It’s Super Bowl Weekend in America – the whole country (well, almost) will watch the game between the Los Angeles Rams and the New England Patriots on Sunday afternoon at 6:30 p.m. EST (3:30 PST).

Your mission, should you decide to accept it, is to:

1)  What is your favorite National Football League team?  …

In our house, Super Bowl Sunday isn’t much different than many other Sunday. My husband and I will be watching the game, but each of us will likely be doing other stuff (like genealogy) while watching.

I started writing for this topic yesterday, saying that the Kansas City Chiefs were my favorite team. However, I realized that even though they are my favorite team, I don’t have answers for most of these questions. So I decided to not write on this topic.

Then I went to church today and got inspiration: teamwork and legacy.

In our local church, the children’s sermon was about teamwork. Carla did a great job of demonstrating to the children how being part of a larger team can help one carry a burden.

Prior to going to church this  morning, I was watching the service at the United Methodist Church of the Resurrection online. They have been doing a sermon series, “Lessons from Football for the Game of Life.” I’ve really enjoyed this series as they’ve intertwined different aspects of football into how our faith is practiced. Today’s sermon is on the concept of ‘Victory’. [Today’s sermon isn’t archived yet.]

Instead of talking about all of the fame and glory that society associates with Victory, the sermon focused on ways the influence of different players is impacting children living in poverty.
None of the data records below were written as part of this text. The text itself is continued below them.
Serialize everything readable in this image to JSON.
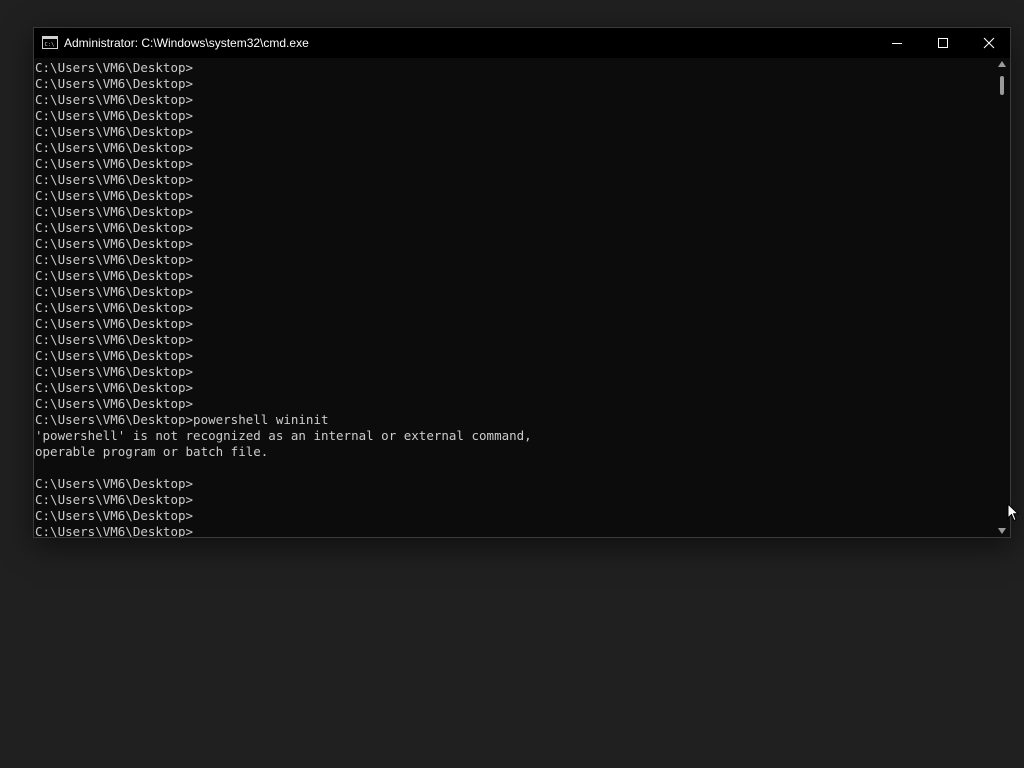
{
  "window": {
    "title": "Administrator: C:\\Windows\\system32\\cmd.exe",
    "icon": "cmd-icon"
  },
  "caption_buttons": {
    "minimize": "minimize-icon",
    "maximize": "maximize-icon",
    "close": "close-icon"
  },
  "console": {
    "lines": [
      "C:\\Users\\VM6\\Desktop>",
      "C:\\Users\\VM6\\Desktop>",
      "C:\\Users\\VM6\\Desktop>",
      "C:\\Users\\VM6\\Desktop>",
      "C:\\Users\\VM6\\Desktop>",
      "C:\\Users\\VM6\\Desktop>",
      "C:\\Users\\VM6\\Desktop>",
      "C:\\Users\\VM6\\Desktop>",
      "C:\\Users\\VM6\\Desktop>",
      "C:\\Users\\VM6\\Desktop>",
      "C:\\Users\\VM6\\Desktop>",
      "C:\\Users\\VM6\\Desktop>",
      "C:\\Users\\VM6\\Desktop>",
      "C:\\Users\\VM6\\Desktop>",
      "C:\\Users\\VM6\\Desktop>",
      "C:\\Users\\VM6\\Desktop>",
      "C:\\Users\\VM6\\Desktop>",
      "C:\\Users\\VM6\\Desktop>",
      "C:\\Users\\VM6\\Desktop>",
      "C:\\Users\\VM6\\Desktop>",
      "C:\\Users\\VM6\\Desktop>",
      "C:\\Users\\VM6\\Desktop>",
      "C:\\Users\\VM6\\Desktop>powershell wininit",
      "'powershell' is not recognized as an internal or external command,",
      "operable program or batch file.",
      "",
      "C:\\Users\\VM6\\Desktop>",
      "C:\\Users\\VM6\\Desktop>",
      "C:\\Users\\VM6\\Desktop>",
      "C:\\Users\\VM6\\Desktop>"
    ]
  },
  "colors": {
    "console_background": "#0c0c0c",
    "console_text": "#cccccc",
    "titlebar_background": "#000000",
    "desktop_background": "#202020"
  }
}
Highlighted during the sermon were two different programs founded by members of the Kansas City Chiefs.

The first is the ‘3rd and Long Foundation’ founded by Derek Thomas, Neil Smith and Otis Taylor. The goal of this foundation is to help battle illiteracy among urban youth.

The second is ‘Team Smile’ founded by Dr. Bill Busch and Dustin Colquitt. The purpose of this foundation is to provide free dental care to children living in poverty.
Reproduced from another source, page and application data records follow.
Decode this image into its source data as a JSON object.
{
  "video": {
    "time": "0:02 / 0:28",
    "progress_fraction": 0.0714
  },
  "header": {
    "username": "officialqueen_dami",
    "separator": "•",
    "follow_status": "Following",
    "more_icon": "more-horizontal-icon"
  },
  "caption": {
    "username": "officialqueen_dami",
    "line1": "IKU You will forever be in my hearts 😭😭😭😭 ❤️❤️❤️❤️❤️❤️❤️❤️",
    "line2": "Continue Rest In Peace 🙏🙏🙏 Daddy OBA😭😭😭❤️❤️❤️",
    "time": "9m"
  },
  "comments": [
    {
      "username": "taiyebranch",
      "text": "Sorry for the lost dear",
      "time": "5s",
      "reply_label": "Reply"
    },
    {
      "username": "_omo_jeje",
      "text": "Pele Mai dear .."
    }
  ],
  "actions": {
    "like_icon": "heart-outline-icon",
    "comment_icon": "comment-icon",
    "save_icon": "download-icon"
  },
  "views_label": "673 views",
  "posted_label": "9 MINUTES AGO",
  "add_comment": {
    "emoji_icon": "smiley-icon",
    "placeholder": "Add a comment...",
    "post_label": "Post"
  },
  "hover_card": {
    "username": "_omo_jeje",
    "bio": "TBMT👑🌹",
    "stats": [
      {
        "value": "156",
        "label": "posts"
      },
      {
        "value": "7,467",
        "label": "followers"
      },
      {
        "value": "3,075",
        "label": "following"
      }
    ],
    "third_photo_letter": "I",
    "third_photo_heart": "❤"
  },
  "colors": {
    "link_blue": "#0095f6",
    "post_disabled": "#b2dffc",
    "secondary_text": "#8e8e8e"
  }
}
One of the points of the sermon was that we can define victory by how much we give of ourselves.

So, how can I apply this to my genealogy life?

Even though I live in a small rural community, I can still be part of the ‘genealogy’ team.
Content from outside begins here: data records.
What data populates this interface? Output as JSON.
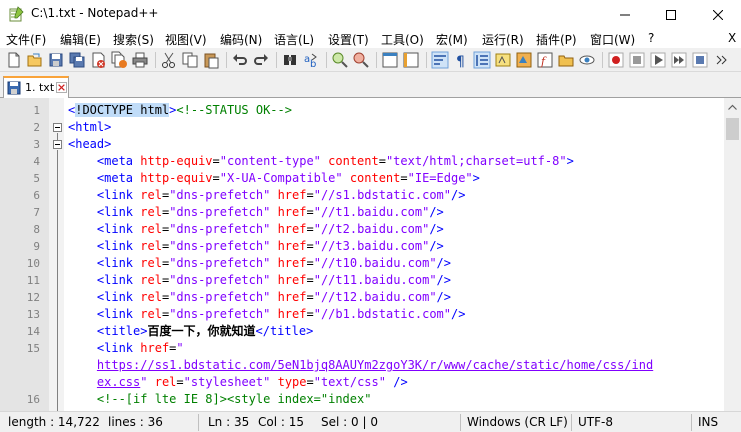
{
  "window": {
    "title": "C:\\1.txt - Notepad++",
    "minimize_glyph": "—",
    "maximize_glyph": "☐",
    "close_glyph": "✕"
  },
  "menu": {
    "items": [
      "文件(F)",
      "编辑(E)",
      "搜索(S)",
      "视图(V)",
      "编码(N)",
      "语言(L)",
      "设置(T)",
      "工具(O)",
      "宏(M)",
      "运行(R)",
      "插件(P)",
      "窗口(W)",
      "?"
    ],
    "close_label": "X"
  },
  "toolbar": {
    "buttons": [
      "new-file-icon",
      "open-file-icon",
      "save-icon",
      "save-all-icon",
      "close-icon",
      "close-all-icon",
      "print-icon",
      "cut-icon",
      "copy-icon",
      "paste-icon",
      "undo-icon",
      "redo-icon",
      "find-icon",
      "replace-icon",
      "zoom-in-icon",
      "zoom-out-icon",
      "sync-vertical-icon",
      "sync-horizontal-icon",
      "word-wrap-icon",
      "show-all-chars-icon",
      "indent-guide-icon",
      "define-language-icon",
      "doc-map-icon",
      "function-list-icon",
      "folder-workspace-icon",
      "monitoring-icon",
      "record-macro-icon",
      "stop-macro-icon",
      "play-macro-icon",
      "run-macro-multiple-icon",
      "save-macro-icon"
    ]
  },
  "tabs": [
    {
      "label": "1. txt"
    }
  ],
  "editor": {
    "line_numbers": [
      "1",
      "2",
      "3",
      "4",
      "5",
      "6",
      "7",
      "8",
      "9",
      "10",
      "11",
      "12",
      "13",
      "14",
      "15",
      "",
      "",
      "16"
    ],
    "lines": [
      [
        [
          "tag",
          "<"
        ],
        [
          "hl",
          "!DOCTYPE html"
        ],
        [
          "tag",
          ">"
        ],
        [
          "cmt",
          "<!--STATUS OK-->"
        ]
      ],
      [
        [
          "tag",
          "<html>"
        ]
      ],
      [
        [
          "tag",
          "<head>"
        ]
      ],
      [
        [
          "text",
          "    "
        ],
        [
          "tag",
          "<meta "
        ],
        [
          "attr",
          "http-equiv"
        ],
        [
          "text",
          "="
        ],
        [
          "val",
          "\"content-type\""
        ],
        [
          "text",
          " "
        ],
        [
          "attr",
          "content"
        ],
        [
          "text",
          "="
        ],
        [
          "val",
          "\"text/html;charset=utf-8\""
        ],
        [
          "tag",
          ">"
        ]
      ],
      [
        [
          "text",
          "    "
        ],
        [
          "tag",
          "<meta "
        ],
        [
          "attr",
          "http-equiv"
        ],
        [
          "text",
          "="
        ],
        [
          "val",
          "\"X-UA-Compatible\""
        ],
        [
          "text",
          " "
        ],
        [
          "attr",
          "content"
        ],
        [
          "text",
          "="
        ],
        [
          "val",
          "\"IE=Edge\""
        ],
        [
          "tag",
          ">"
        ]
      ],
      [
        [
          "text",
          "    "
        ],
        [
          "tag",
          "<link "
        ],
        [
          "attr",
          "rel"
        ],
        [
          "text",
          "="
        ],
        [
          "val",
          "\"dns-prefetch\""
        ],
        [
          "text",
          " "
        ],
        [
          "attr",
          "href"
        ],
        [
          "text",
          "="
        ],
        [
          "val",
          "\"//s1.bdstatic.com\""
        ],
        [
          "tag",
          "/>"
        ]
      ],
      [
        [
          "text",
          "    "
        ],
        [
          "tag",
          "<link "
        ],
        [
          "attr",
          "rel"
        ],
        [
          "text",
          "="
        ],
        [
          "val",
          "\"dns-prefetch\""
        ],
        [
          "text",
          " "
        ],
        [
          "attr",
          "href"
        ],
        [
          "text",
          "="
        ],
        [
          "val",
          "\"//t1.baidu.com\""
        ],
        [
          "tag",
          "/>"
        ]
      ],
      [
        [
          "text",
          "    "
        ],
        [
          "tag",
          "<link "
        ],
        [
          "attr",
          "rel"
        ],
        [
          "text",
          "="
        ],
        [
          "val",
          "\"dns-prefetch\""
        ],
        [
          "text",
          " "
        ],
        [
          "attr",
          "href"
        ],
        [
          "text",
          "="
        ],
        [
          "val",
          "\"//t2.baidu.com\""
        ],
        [
          "tag",
          "/>"
        ]
      ],
      [
        [
          "text",
          "    "
        ],
        [
          "tag",
          "<link "
        ],
        [
          "attr",
          "rel"
        ],
        [
          "text",
          "="
        ],
        [
          "val",
          "\"dns-prefetch\""
        ],
        [
          "text",
          " "
        ],
        [
          "attr",
          "href"
        ],
        [
          "text",
          "="
        ],
        [
          "val",
          "\"//t3.baidu.com\""
        ],
        [
          "tag",
          "/>"
        ]
      ],
      [
        [
          "text",
          "    "
        ],
        [
          "tag",
          "<link "
        ],
        [
          "attr",
          "rel"
        ],
        [
          "text",
          "="
        ],
        [
          "val",
          "\"dns-prefetch\""
        ],
        [
          "text",
          " "
        ],
        [
          "attr",
          "href"
        ],
        [
          "text",
          "="
        ],
        [
          "val",
          "\"//t10.baidu.com\""
        ],
        [
          "tag",
          "/>"
        ]
      ],
      [
        [
          "text",
          "    "
        ],
        [
          "tag",
          "<link "
        ],
        [
          "attr",
          "rel"
        ],
        [
          "text",
          "="
        ],
        [
          "val",
          "\"dns-prefetch\""
        ],
        [
          "text",
          " "
        ],
        [
          "attr",
          "href"
        ],
        [
          "text",
          "="
        ],
        [
          "val",
          "\"//t11.baidu.com\""
        ],
        [
          "tag",
          "/>"
        ]
      ],
      [
        [
          "text",
          "    "
        ],
        [
          "tag",
          "<link "
        ],
        [
          "attr",
          "rel"
        ],
        [
          "text",
          "="
        ],
        [
          "val",
          "\"dns-prefetch\""
        ],
        [
          "text",
          " "
        ],
        [
          "attr",
          "href"
        ],
        [
          "text",
          "="
        ],
        [
          "val",
          "\"//t12.baidu.com\""
        ],
        [
          "tag",
          "/>"
        ]
      ],
      [
        [
          "text",
          "    "
        ],
        [
          "tag",
          "<link "
        ],
        [
          "attr",
          "rel"
        ],
        [
          "text",
          "="
        ],
        [
          "val",
          "\"dns-prefetch\""
        ],
        [
          "text",
          " "
        ],
        [
          "attr",
          "href"
        ],
        [
          "text",
          "="
        ],
        [
          "val",
          "\"//b1.bdstatic.com\""
        ],
        [
          "tag",
          "/>"
        ]
      ],
      [
        [
          "text",
          "    "
        ],
        [
          "tag",
          "<title>"
        ],
        [
          "bold",
          "百度一下，你就知道"
        ],
        [
          "tag",
          "</title>"
        ]
      ],
      [
        [
          "text",
          "    "
        ],
        [
          "tag",
          "<link "
        ],
        [
          "attr",
          "href"
        ],
        [
          "text",
          "="
        ],
        [
          "val",
          "\""
        ]
      ],
      [
        [
          "text",
          "    "
        ],
        [
          "url",
          "https://ss1.bdstatic.com/5eN1bjq8AAUYm2zgoY3K/r/www/cache/static/home/css/ind"
        ]
      ],
      [
        [
          "text",
          "    "
        ],
        [
          "url",
          "ex.css"
        ],
        [
          "val",
          "\""
        ],
        [
          "text",
          " "
        ],
        [
          "attr",
          "rel"
        ],
        [
          "text",
          "="
        ],
        [
          "val",
          "\"stylesheet\""
        ],
        [
          "text",
          " "
        ],
        [
          "attr",
          "type"
        ],
        [
          "text",
          "="
        ],
        [
          "val",
          "\"text/css\""
        ],
        [
          "text",
          " "
        ],
        [
          "tag",
          "/>"
        ]
      ],
      [
        [
          "text",
          "    "
        ],
        [
          "cmt",
          "<!--[if lte IE 8]><style index=\"index\""
        ]
      ]
    ]
  },
  "colors": {
    "tag": "#0000ff",
    "attr": "#ff0000",
    "value": "#8000ff",
    "comment": "#008000",
    "tab_accent": "#f9a33a"
  },
  "status": {
    "length": "length : 14,722",
    "lines": "lines : 36",
    "ln": "Ln : 35",
    "col": "Col : 15",
    "sel": "Sel : 0 | 0",
    "eol": "Windows (CR LF)",
    "encoding": "UTF-8",
    "mode": "INS"
  }
}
  • Participate in various genealogy groups on Facebook
  • Share other genealogy bloggers posts via Twitter and Facebook
  • Join a local genealogical society — even when I don’t have ancestors in the area — and participate in their programs
  • Join a genealogical society where my ancestors lived — even though I can’t participate in their programs

Leaving a legacy is easy for most genealogists! We leave our life’s work. 

  • My life’s work may have errors, but I’m still going to share it.
  • My life’s work isn’t ‘done’, but I’m still going to share it.
Join me in applying these lessons from football 
to our life as a genealogist.